Required work :: For this exercise, copy each line of the records that contains the word "main".

Excerpted data ::
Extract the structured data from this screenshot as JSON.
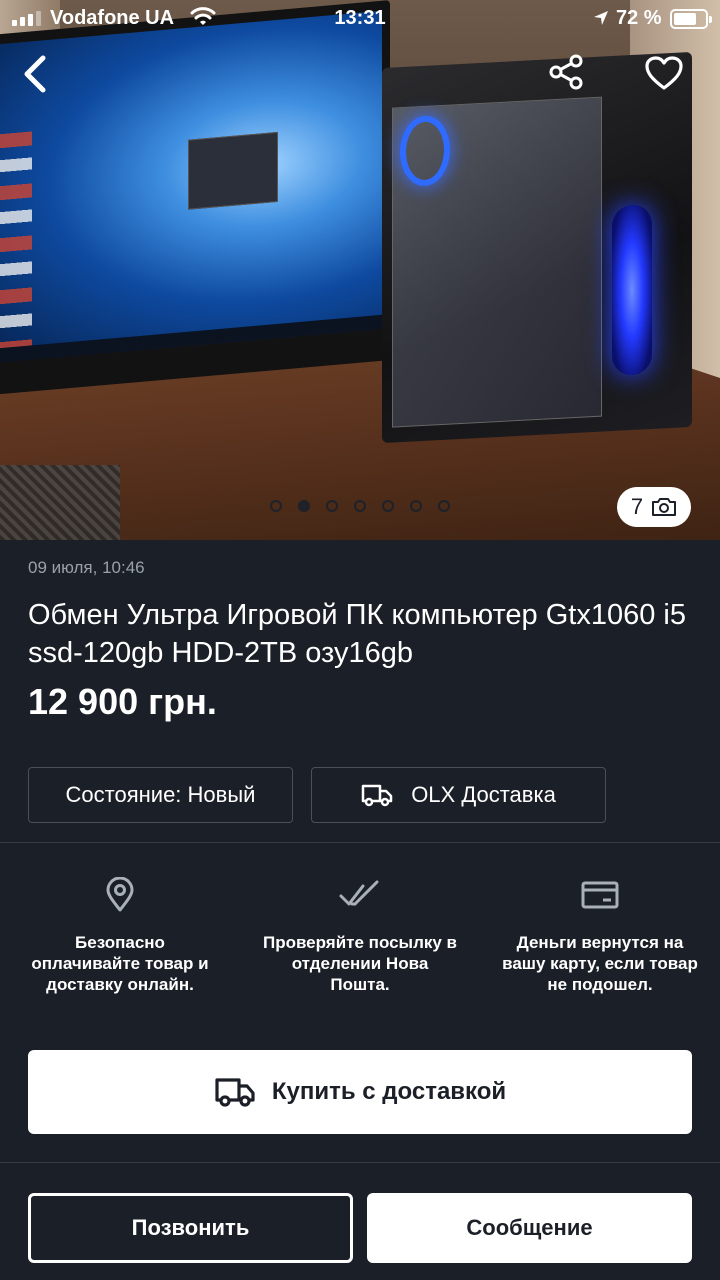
{
  "status_bar": {
    "carrier": "Vodafone UA",
    "time": "13:31",
    "battery_percent": "72 %",
    "battery_level": 0.72
  },
  "gallery": {
    "photo_count": "7",
    "total_dots": 7,
    "active_index": 1
  },
  "listing": {
    "date": "09 июля, 10:46",
    "title": "Обмен Ультра Игровой ПК компьютер Gtx1060 i5 ssd-120gb HDD-2TB озу16gb",
    "price": "12 900 грн.",
    "condition": "Состояние: Новый",
    "delivery": "OLX Доставка"
  },
  "features": [
    {
      "icon": "location-pin-icon",
      "text": "Безопасно оплачивайте товар и доставку онлайн."
    },
    {
      "icon": "double-check-icon",
      "text": "Проверяйте посылку в отделении Нова Пошта."
    },
    {
      "icon": "credit-card-icon",
      "text": "Деньги вернутся на вашу карту, если товар не подошел."
    }
  ],
  "actions": {
    "buy_label": "Купить с доставкой",
    "call_label": "Позвонить",
    "message_label": "Сообщение"
  },
  "colors": {
    "background": "#1b1f27",
    "text": "#ffffff",
    "muted": "#9aa1ab",
    "border": "#4a5059"
  }
}
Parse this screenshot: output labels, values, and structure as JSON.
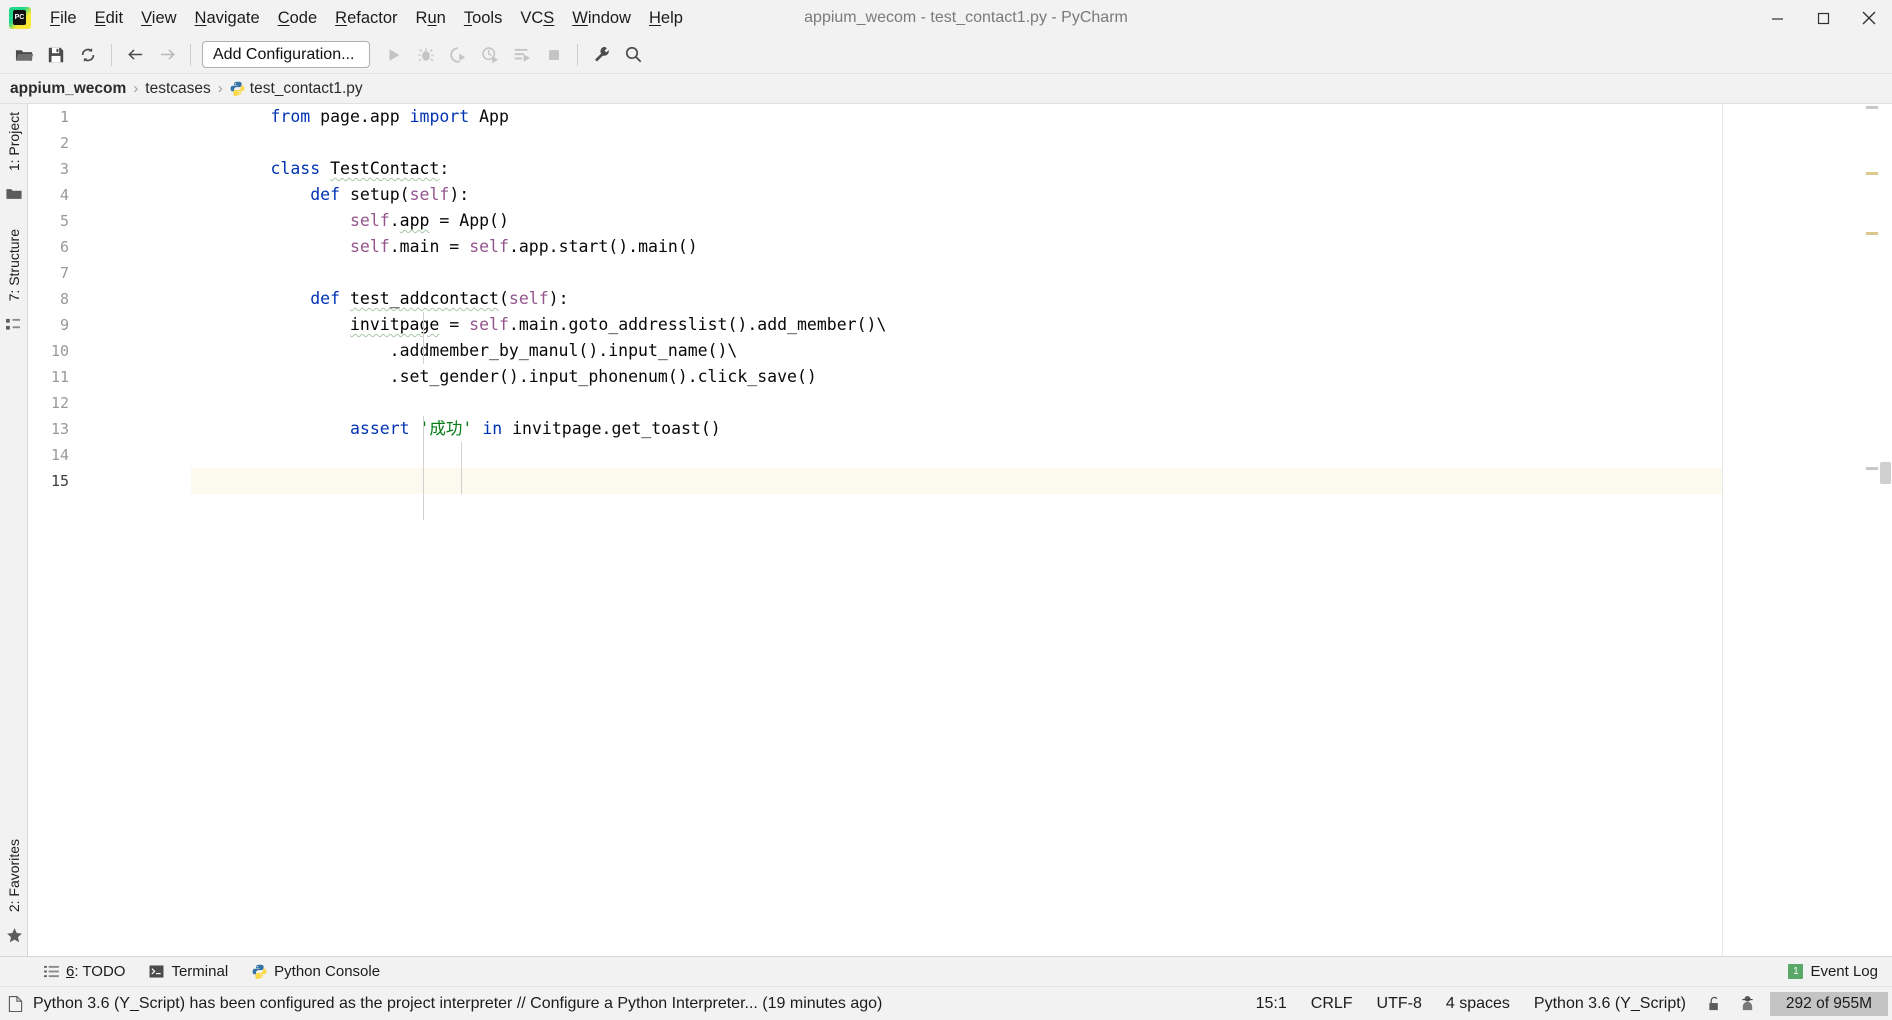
{
  "window": {
    "title": "appium_wecom - test_contact1.py - PyCharm",
    "minimize": "─",
    "maximize": "❐",
    "close": "✕",
    "logo_text": "PC"
  },
  "menubar": {
    "items": [
      {
        "label": "File",
        "mnemonic": "F"
      },
      {
        "label": "Edit",
        "mnemonic": "E"
      },
      {
        "label": "View",
        "mnemonic": "V"
      },
      {
        "label": "Navigate",
        "mnemonic": "N"
      },
      {
        "label": "Code",
        "mnemonic": "C"
      },
      {
        "label": "Refactor",
        "mnemonic": "R"
      },
      {
        "label": "Run",
        "mnemonic": "u"
      },
      {
        "label": "Tools",
        "mnemonic": "T"
      },
      {
        "label": "VCS",
        "mnemonic": "S"
      },
      {
        "label": "Window",
        "mnemonic": "W"
      },
      {
        "label": "Help",
        "mnemonic": "H"
      }
    ]
  },
  "toolbar": {
    "open_tooltip": "Open",
    "save_tooltip": "Save All",
    "sync_tooltip": "Synchronize",
    "back_tooltip": "Back",
    "forward_tooltip": "Forward",
    "add_configuration": "Add Configuration...",
    "run_tooltip": "Run",
    "debug_tooltip": "Debug",
    "coverage_tooltip": "Run with Coverage",
    "profile_tooltip": "Profile",
    "run_tests_tooltip": "Run Tests",
    "stop_tooltip": "Stop",
    "settings_tooltip": "Settings",
    "search_tooltip": "Search Everywhere"
  },
  "breadcrumb": {
    "separator": "›",
    "items": [
      {
        "label": "appium_wecom",
        "bold": true,
        "icon": false
      },
      {
        "label": "testcases",
        "bold": false,
        "icon": false
      },
      {
        "label": "test_contact1.py",
        "bold": false,
        "icon": true
      }
    ]
  },
  "left_tool_window": {
    "project_label": "1: Project",
    "project_mnemonic": "1",
    "structure_label": "7: Structure",
    "structure_mnemonic": "7",
    "favorites_label": "2: Favorites",
    "favorites_mnemonic": "2"
  },
  "editor": {
    "current_line": 15,
    "line_numbers": [
      1,
      2,
      3,
      4,
      5,
      6,
      7,
      8,
      9,
      10,
      11,
      12,
      13,
      14,
      15
    ],
    "lines": [
      {
        "n": 1,
        "tokens": [
          {
            "t": "        ",
            "c": "plain"
          },
          {
            "t": "from",
            "c": "kw"
          },
          {
            "t": " page.app ",
            "c": "plain"
          },
          {
            "t": "import",
            "c": "kw"
          },
          {
            "t": " App",
            "c": "plain"
          }
        ]
      },
      {
        "n": 2,
        "tokens": []
      },
      {
        "n": 3,
        "tokens": [
          {
            "t": "        ",
            "c": "plain"
          },
          {
            "t": "class",
            "c": "kw"
          },
          {
            "t": " ",
            "c": "plain"
          },
          {
            "t": "TestContact",
            "c": "wavy"
          },
          {
            "t": ":",
            "c": "plain"
          }
        ]
      },
      {
        "n": 4,
        "tokens": [
          {
            "t": "            ",
            "c": "plain"
          },
          {
            "t": "def",
            "c": "kw"
          },
          {
            "t": " setup(",
            "c": "plain"
          },
          {
            "t": "self",
            "c": "self"
          },
          {
            "t": "):",
            "c": "plain"
          }
        ]
      },
      {
        "n": 5,
        "tokens": [
          {
            "t": "                ",
            "c": "plain"
          },
          {
            "t": "self",
            "c": "self"
          },
          {
            "t": ".",
            "c": "plain"
          },
          {
            "t": "app",
            "c": "wavy"
          },
          {
            "t": " = App()",
            "c": "plain"
          }
        ]
      },
      {
        "n": 6,
        "tokens": [
          {
            "t": "                ",
            "c": "plain"
          },
          {
            "t": "self",
            "c": "self"
          },
          {
            "t": ".main = ",
            "c": "plain"
          },
          {
            "t": "self",
            "c": "self"
          },
          {
            "t": ".app.start().main()",
            "c": "plain"
          }
        ]
      },
      {
        "n": 7,
        "tokens": []
      },
      {
        "n": 8,
        "tokens": [
          {
            "t": "            ",
            "c": "plain"
          },
          {
            "t": "def",
            "c": "kw"
          },
          {
            "t": " ",
            "c": "plain"
          },
          {
            "t": "test_addcontact",
            "c": "wavy"
          },
          {
            "t": "(",
            "c": "plain"
          },
          {
            "t": "self",
            "c": "self"
          },
          {
            "t": "):",
            "c": "plain"
          }
        ]
      },
      {
        "n": 9,
        "tokens": [
          {
            "t": "                ",
            "c": "plain"
          },
          {
            "t": "invitpage",
            "c": "wavy"
          },
          {
            "t": " = ",
            "c": "plain"
          },
          {
            "t": "self",
            "c": "self"
          },
          {
            "t": ".main.goto_addresslist().add_member()\\",
            "c": "plain"
          }
        ]
      },
      {
        "n": 10,
        "tokens": [
          {
            "t": "                    .addmember_by_manul().input_name()\\",
            "c": "plain"
          }
        ]
      },
      {
        "n": 11,
        "tokens": [
          {
            "t": "                    .set_gender().input_phonenum().click_save()",
            "c": "plain"
          }
        ]
      },
      {
        "n": 12,
        "tokens": []
      },
      {
        "n": 13,
        "tokens": [
          {
            "t": "                ",
            "c": "plain"
          },
          {
            "t": "assert",
            "c": "kw"
          },
          {
            "t": " ",
            "c": "plain"
          },
          {
            "t": "'成功'",
            "c": "str"
          },
          {
            "t": " ",
            "c": "plain"
          },
          {
            "t": "in",
            "c": "kw"
          },
          {
            "t": " invitpage.get_toast()",
            "c": "plain"
          }
        ]
      },
      {
        "n": 14,
        "tokens": []
      },
      {
        "n": 15,
        "tokens": []
      }
    ]
  },
  "bottom_bar": {
    "items": [
      {
        "label": "6: TODO",
        "mnemonic": "6",
        "icon": "todo-icon"
      },
      {
        "label": "Terminal",
        "mnemonic": "",
        "icon": "terminal-icon"
      },
      {
        "label": "Python Console",
        "mnemonic": "",
        "icon": "python-icon"
      }
    ],
    "event_log": {
      "label": "Event Log",
      "badge": "1"
    }
  },
  "statusbar": {
    "message": "Python 3.6 (Y_Script) has been configured as the project interpreter // Configure a Python Interpreter... (19 minutes ago)",
    "caret": "15:1",
    "line_separator": "CRLF",
    "encoding": "UTF-8",
    "indent": "4 spaces",
    "interpreter": "Python 3.6 (Y_Script)",
    "lock_tooltip": "Make file read-only",
    "hector_tooltip": "Highlighting level",
    "memory": "292 of 955M"
  },
  "colors": {
    "keyword": "#0033b3",
    "string": "#067d17",
    "self": "#94558d",
    "plain_text": "#080808",
    "accent_green": "#59a869",
    "current_line_bg": "#fcfaef",
    "chrome_bg": "#f2f2f2",
    "editor_bg": "#ffffff"
  }
}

Exercise answer ::
            "t": ".main = ",
            "t": ".app.start().main()",
            "t": ".main.goto_addresslist().add_member()\\",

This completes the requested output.